The Era of Experiments and the Age of Wonder: Scientific Expansion from the Seventeenth to the Nineteenth Centuries (Proceedings of the Symposium in Honor of the Reopening of the Dibner Library of the History of Science and Technology and the Smithsonian Libraries’ Resident Scholar Program)
bookposted on 13.09.2019 by Lilla Vekerdy
Books are generally long-form documents, a specialist work of writing that contains multiple chapters or a detailed written study.

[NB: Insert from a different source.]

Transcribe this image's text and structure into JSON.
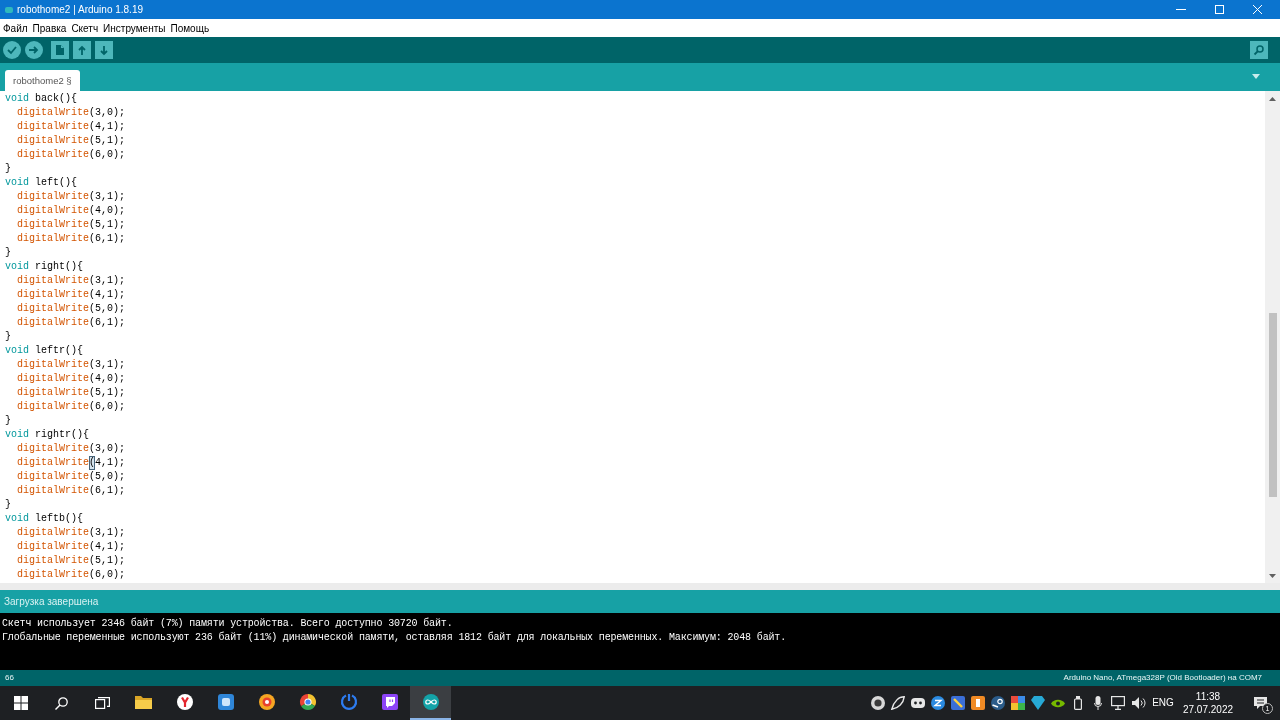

On March 4–5, 2010, the Smithsonian Libraries celebrated its rare book collections with a symposium to mark the reopening of the Dibner Library of the History of Science and Technology and its Resident Scholar Program following a two-year closure caused by renovations in the National Museum of American History (NMAH), where the library is located. Titled “The Era of Experiments and the Age of Wonder: Scientific Expansion from the Seventeenth to the Nineteenth Centuries,” the symposium brought together a broad range of scholars, headlined by British author Richard Holmes, whose best-selling group biography of scientists and poets in the eighteenth and nineteenth centuries, The Age of Wonder: How the Romantic Generation Discovered the Beauty and Terror of Science (2008), won the Royal Society Prize for Science Books and the National Book Critics Circle Award for General Nonfiction. Showing how discoveries of early scientists and explorers like Joseph Banks, William and Caroline Herschel, and Humphry Davy were carried into the poetry of Byron, Coleridge, Shelley, and Keats, Holmes’ book clearly demonstrates that C. P. Snow’s “two cultures” were not nearly as far apart as they seem to have become. Here, Holmes’s essay on how he, a former literature professor, was stimulated to explore this fascinating subject was also the 2010 Dibner Library Lecture, an annual event sponsored by the Dibner family.
- Proceedings and Edited Collections